One collection undergoing digitization by project staff revolves around the military service of Clyde C. Chilson. Chilson, a resident of Kansas City, was inducted into service on March 21, 1916, at the age of 24.

As a corporal in Battery B, 129th Field Artillery, Chilson served as gas N.C.O. With chemicals being a prominent weapon of World War I, some noncommissioned officers spent hours training in the proper use of gas masks and recognition of chemical attacks.

While attempting to protect his company from the toxic fumes released during an enemy bombardment in early October 1918 at Charpentry, France, Chilson failed to protect himself from the quickly dispersing gas. He died several days later from pneumonia at Base Hospital No. 14, on October 16, 1918.

Friday, June 6, 2014

Oliver Vie: From the Mexican Border to France

Oliver Vie, 1915
Oliver Vie was born January 28, 1887, in St. Louis, Missouri. After working for several years in a shoe factory, he enlisted in the army on October 7, 1913.  He was assigned to Company K, 26th Infantry and served along the Mexican border for three years.  In June 1917, he was part of the first contingent of troops to be sent to France.  Vie fought in the battles of Cantigary and Soissons.  He was killed in action at Soisson on  July 18, 1918.

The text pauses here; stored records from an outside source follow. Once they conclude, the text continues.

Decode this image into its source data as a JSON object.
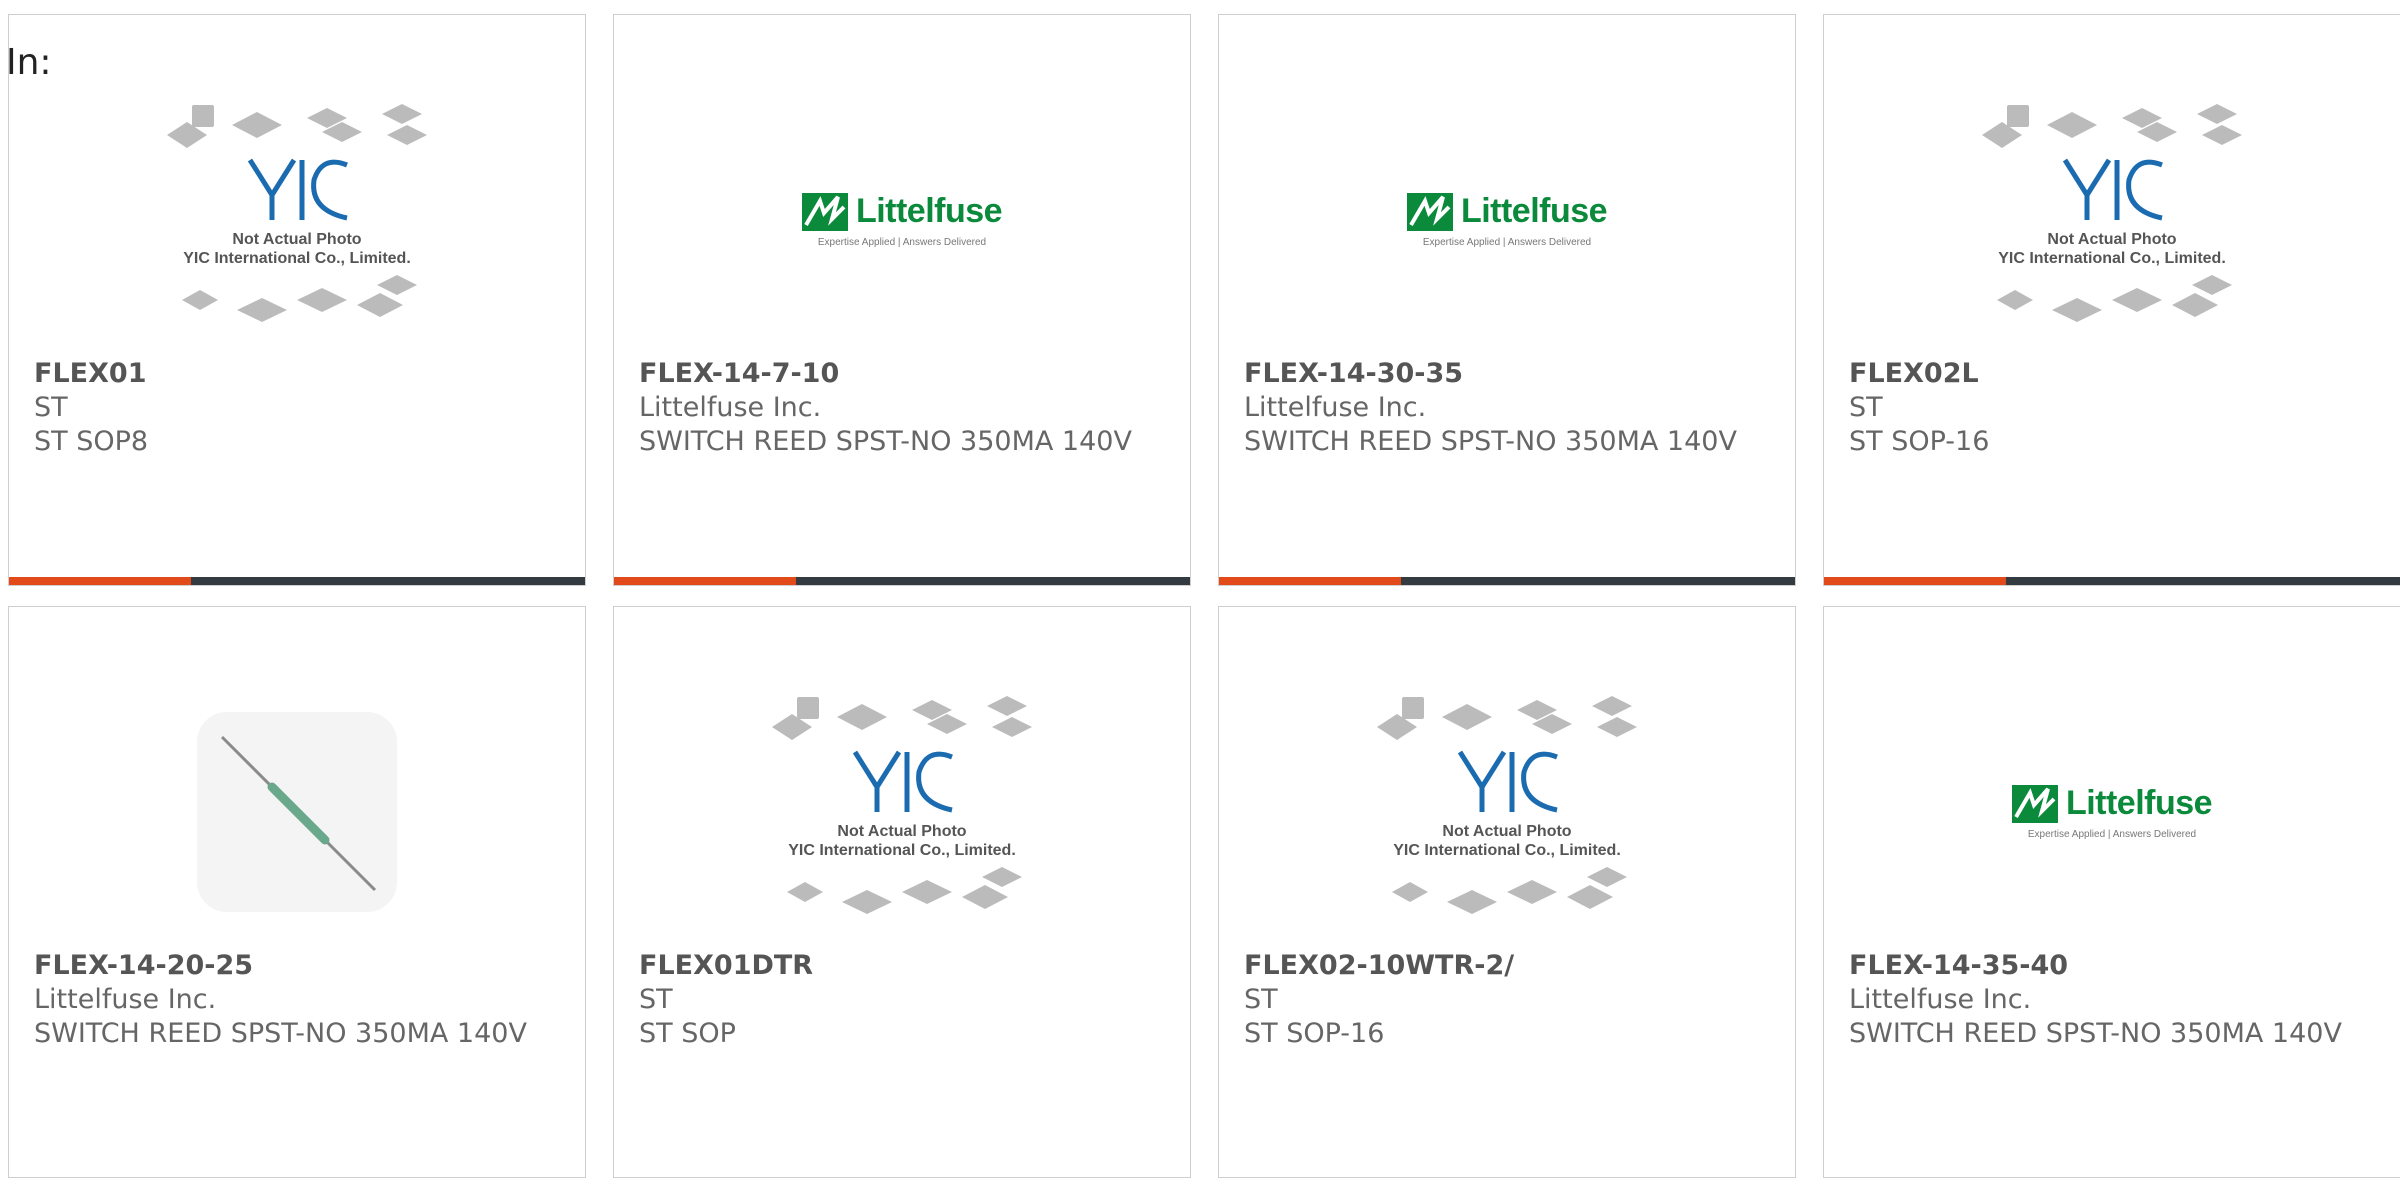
{
  "header": {
    "in_label": "In:"
  },
  "colors": {
    "accent": "#e34a1a",
    "bar": "#333b41",
    "logo_green": "#0b8a3c"
  },
  "placeholder": {
    "line1": "Not Actual Photo",
    "line2": "YIC International Co., Limited."
  },
  "littelfuse": {
    "name": "Littelfuse",
    "tagline": "Expertise Applied | Answers Delivered"
  },
  "products": [
    {
      "part": "FLEX01",
      "mfr": "ST",
      "desc": "ST SOP8",
      "image": "yic-placeholder"
    },
    {
      "part": "FLEX-14-7-10",
      "mfr": "Littelfuse Inc.",
      "desc": "SWITCH REED SPST-NO 350MA 140V",
      "image": "littelfuse-logo"
    },
    {
      "part": "FLEX-14-30-35",
      "mfr": "Littelfuse Inc.",
      "desc": "SWITCH REED SPST-NO 350MA 140V",
      "image": "littelfuse-logo"
    },
    {
      "part": "FLEX02L",
      "mfr": "ST",
      "desc": "ST SOP-16",
      "image": "yic-placeholder"
    },
    {
      "part": "FLEX-14-20-25",
      "mfr": "Littelfuse Inc.",
      "desc": "SWITCH REED SPST-NO 350MA 140V",
      "image": "reed-switch-photo"
    },
    {
      "part": "FLEX01DTR",
      "mfr": "ST",
      "desc": "ST SOP",
      "image": "yic-placeholder"
    },
    {
      "part": "FLEX02-10WTR-2/",
      "mfr": "ST",
      "desc": "ST SOP-16",
      "image": "yic-placeholder"
    },
    {
      "part": "FLEX-14-35-40",
      "mfr": "Littelfuse Inc.",
      "desc": "SWITCH REED SPST-NO 350MA 140V",
      "image": "littelfuse-logo"
    }
  ]
}
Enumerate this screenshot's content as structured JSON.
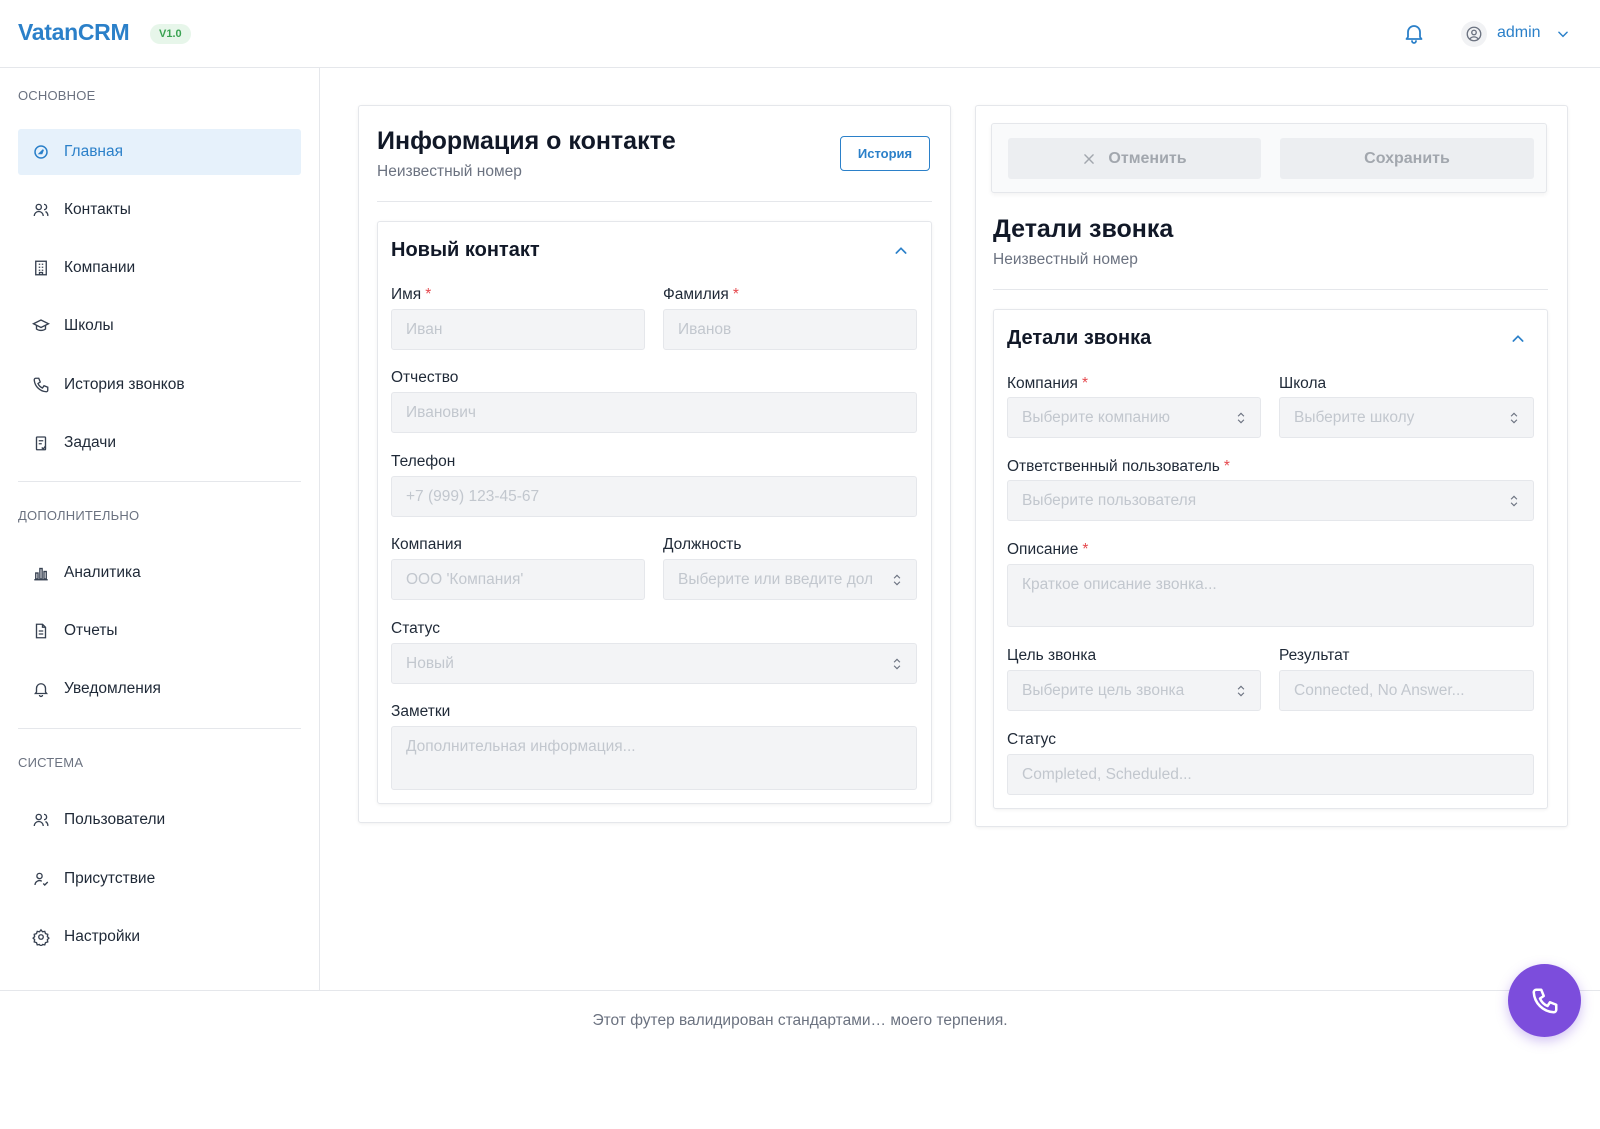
{
  "header": {
    "brand": "VatanCRM",
    "version": "V1.0",
    "user": "admin"
  },
  "sidebar": {
    "sections": [
      {
        "label": "ОСНОВНОЕ"
      },
      {
        "label": "ДОПОЛНИТЕЛЬНО"
      },
      {
        "label": "СИСТЕМА"
      }
    ],
    "items": [
      {
        "label": "Главная",
        "icon": "dashboard-icon",
        "active": true
      },
      {
        "label": "Контакты",
        "icon": "contacts-icon"
      },
      {
        "label": "Компании",
        "icon": "building-icon"
      },
      {
        "label": "Школы",
        "icon": "graduation-cap-icon"
      },
      {
        "label": "История звонков",
        "icon": "phone-icon"
      },
      {
        "label": "Задачи",
        "icon": "clipboard-icon"
      },
      {
        "label": "Аналитика",
        "icon": "bar-chart-icon"
      },
      {
        "label": "Отчеты",
        "icon": "document-icon"
      },
      {
        "label": "Уведомления",
        "icon": "bell-icon"
      },
      {
        "label": "Пользователи",
        "icon": "users-icon"
      },
      {
        "label": "Присутствие",
        "icon": "user-check-icon"
      },
      {
        "label": "Настройки",
        "icon": "gear-icon"
      }
    ]
  },
  "contact_card": {
    "title": "Информация о контакте",
    "subtitle": "Неизвестный номер",
    "history_button": "История",
    "section_title": "Новый контакт",
    "fields": {
      "first_name": {
        "label": "Имя",
        "placeholder": "Иван"
      },
      "last_name": {
        "label": "Фамилия",
        "placeholder": "Иванов"
      },
      "patronymic": {
        "label": "Отчество",
        "placeholder": "Иванович"
      },
      "phone": {
        "label": "Телефон",
        "placeholder": "+7 (999) 123-45-67"
      },
      "company": {
        "label": "Компания",
        "placeholder": "ООО 'Компания'"
      },
      "position": {
        "label": "Должность",
        "placeholder": "Выберите или введите дол"
      },
      "status": {
        "label": "Статус",
        "placeholder": "Новый"
      },
      "notes": {
        "label": "Заметки",
        "placeholder": "Дополнительная информация..."
      }
    }
  },
  "call_card": {
    "cancel_button": "Отменить",
    "save_button": "Сохранить",
    "title": "Детали звонка",
    "subtitle": "Неизвестный номер",
    "section_title": "Детали звонка",
    "fields": {
      "company": {
        "label": "Компания",
        "placeholder": "Выберите компанию"
      },
      "school": {
        "label": "Школа",
        "placeholder": "Выберите школу"
      },
      "responsible": {
        "label": "Ответственный пользователь",
        "placeholder": "Выберите пользователя"
      },
      "description": {
        "label": "Описание",
        "placeholder": "Краткое описание звонка..."
      },
      "purpose": {
        "label": "Цель звонка",
        "placeholder": "Выберите цель звонка"
      },
      "result": {
        "label": "Результат",
        "placeholder": "Connected, No Answer..."
      },
      "status": {
        "label": "Статус",
        "placeholder": "Completed, Scheduled..."
      }
    }
  },
  "footer": {
    "text": "Этот футер валидирован стандартами… моего терпения."
  },
  "colors": {
    "accent": "#2b80c9",
    "fab": "#7c4ddc",
    "required": "#e5484d"
  }
}
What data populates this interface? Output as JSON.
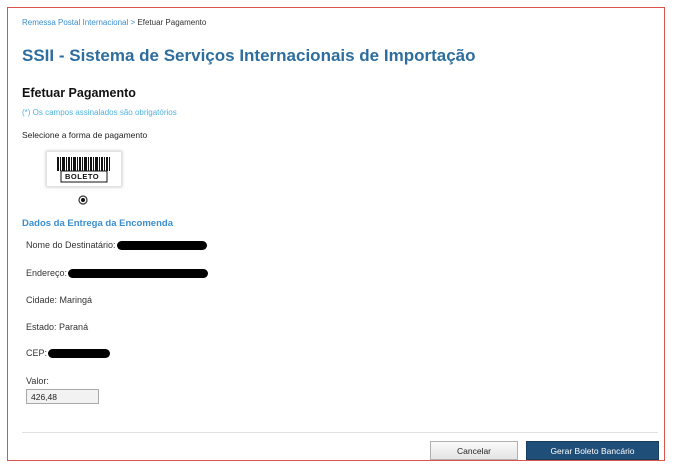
{
  "breadcrumb": {
    "parent": "Remessa Postal Internacional >",
    "current": "Efetuar Pagamento"
  },
  "page_title": "SSII - Sistema de Serviços Internacionais de Importação",
  "section_title": "Efetuar Pagamento",
  "required_note": "(*) Os campos assinalados são obrigatórios",
  "payment": {
    "label": "Selecione a forma de pagamento",
    "option_label": "BOLETO",
    "selected": true
  },
  "delivery": {
    "title": "Dados da Entrega da Encomenda",
    "recipient_label": "Nome do Destinatário:",
    "address_label": "Endereço:",
    "city_label": "Cidade:",
    "city_value": "Maringá",
    "state_label": "Estado:",
    "state_value": "Paraná",
    "cep_label": "CEP:"
  },
  "valor": {
    "label": "Valor:",
    "value": "426,48"
  },
  "buttons": {
    "cancel": "Cancelar",
    "submit": "Gerar Boleto Bancário"
  },
  "colors": {
    "title_blue": "#2e6e9e",
    "link_blue": "#3a8fd0",
    "primary_button": "#1f4e79",
    "frame_border": "#d9534f"
  }
}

Vie’s collection consists primarily of correspondence between Oliver Vie and his sister, Grace Ashton of St. Louis, Missouri.  It highlights his service in the army along the Mexican border and later in France during World War I. It also includes correspondence between his sister and officials regarding Vie's MIA status and death and a  biography of Vie’s life and military service written by his great nephew Oliver Brasher Sr.  Vie’s collection has been selected for digitization this year by Over There project staff.